TASK REQUIREMENTS:
In the material below, how many lines contain the string "icon"? Reply with the number only.

DATA EXCERPTS:
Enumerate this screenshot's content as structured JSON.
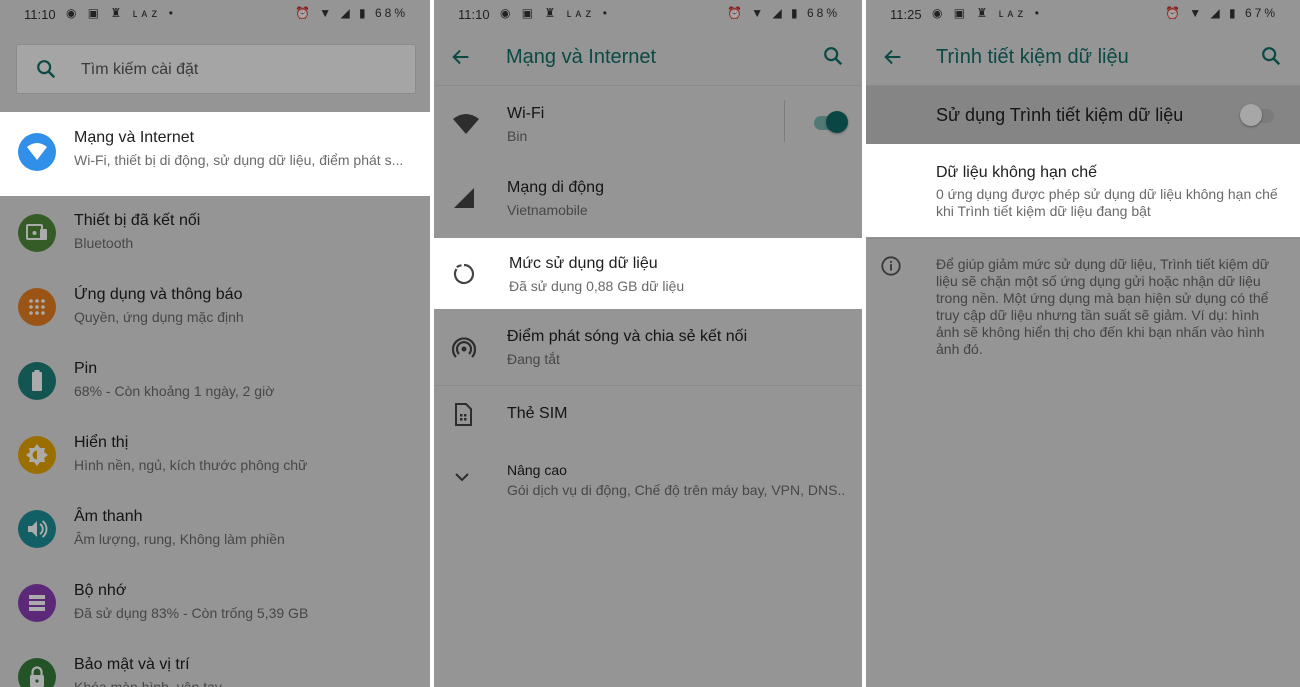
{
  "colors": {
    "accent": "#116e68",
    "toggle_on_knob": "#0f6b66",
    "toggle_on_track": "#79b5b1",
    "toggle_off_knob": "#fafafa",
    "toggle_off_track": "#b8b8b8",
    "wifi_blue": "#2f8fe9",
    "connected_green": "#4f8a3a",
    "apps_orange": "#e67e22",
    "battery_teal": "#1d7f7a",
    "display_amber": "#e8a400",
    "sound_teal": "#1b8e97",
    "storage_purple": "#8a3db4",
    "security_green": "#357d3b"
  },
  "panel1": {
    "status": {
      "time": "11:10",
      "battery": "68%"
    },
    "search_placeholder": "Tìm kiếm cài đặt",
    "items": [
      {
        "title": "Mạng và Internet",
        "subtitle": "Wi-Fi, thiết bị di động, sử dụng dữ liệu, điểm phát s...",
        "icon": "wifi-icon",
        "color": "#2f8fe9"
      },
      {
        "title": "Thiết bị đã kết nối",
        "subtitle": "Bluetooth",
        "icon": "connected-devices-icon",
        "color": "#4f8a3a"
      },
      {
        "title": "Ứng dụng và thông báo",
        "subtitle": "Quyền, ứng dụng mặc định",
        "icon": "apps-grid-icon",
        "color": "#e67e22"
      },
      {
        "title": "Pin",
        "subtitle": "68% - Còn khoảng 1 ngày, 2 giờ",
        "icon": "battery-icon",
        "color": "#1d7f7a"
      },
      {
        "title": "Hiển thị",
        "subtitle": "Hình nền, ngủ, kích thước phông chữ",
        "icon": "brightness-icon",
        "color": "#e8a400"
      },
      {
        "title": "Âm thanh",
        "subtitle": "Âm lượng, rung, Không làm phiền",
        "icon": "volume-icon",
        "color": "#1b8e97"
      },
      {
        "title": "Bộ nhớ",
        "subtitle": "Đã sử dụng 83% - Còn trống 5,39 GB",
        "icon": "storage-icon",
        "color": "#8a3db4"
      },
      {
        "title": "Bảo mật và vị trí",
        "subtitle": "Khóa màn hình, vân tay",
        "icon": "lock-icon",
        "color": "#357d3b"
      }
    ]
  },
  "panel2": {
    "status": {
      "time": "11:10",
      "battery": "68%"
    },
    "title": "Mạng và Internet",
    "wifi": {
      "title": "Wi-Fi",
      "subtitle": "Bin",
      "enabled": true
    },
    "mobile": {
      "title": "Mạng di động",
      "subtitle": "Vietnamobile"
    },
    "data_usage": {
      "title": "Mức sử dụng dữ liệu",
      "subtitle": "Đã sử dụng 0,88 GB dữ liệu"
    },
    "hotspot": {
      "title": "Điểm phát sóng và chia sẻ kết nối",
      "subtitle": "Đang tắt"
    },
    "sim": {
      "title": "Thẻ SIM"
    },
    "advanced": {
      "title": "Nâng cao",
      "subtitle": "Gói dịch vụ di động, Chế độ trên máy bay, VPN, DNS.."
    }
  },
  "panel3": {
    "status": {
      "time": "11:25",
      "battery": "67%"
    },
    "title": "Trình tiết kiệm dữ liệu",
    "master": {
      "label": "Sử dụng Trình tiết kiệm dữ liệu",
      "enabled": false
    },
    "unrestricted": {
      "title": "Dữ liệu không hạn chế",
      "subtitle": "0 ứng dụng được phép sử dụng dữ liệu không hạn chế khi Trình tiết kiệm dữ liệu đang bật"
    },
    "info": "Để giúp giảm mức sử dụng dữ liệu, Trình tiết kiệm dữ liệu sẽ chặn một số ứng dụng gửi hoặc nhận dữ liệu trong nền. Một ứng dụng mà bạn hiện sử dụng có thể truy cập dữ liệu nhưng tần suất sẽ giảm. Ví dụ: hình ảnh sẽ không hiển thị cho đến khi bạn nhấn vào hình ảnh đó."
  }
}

ANSWER TO THE PROBLEM:
8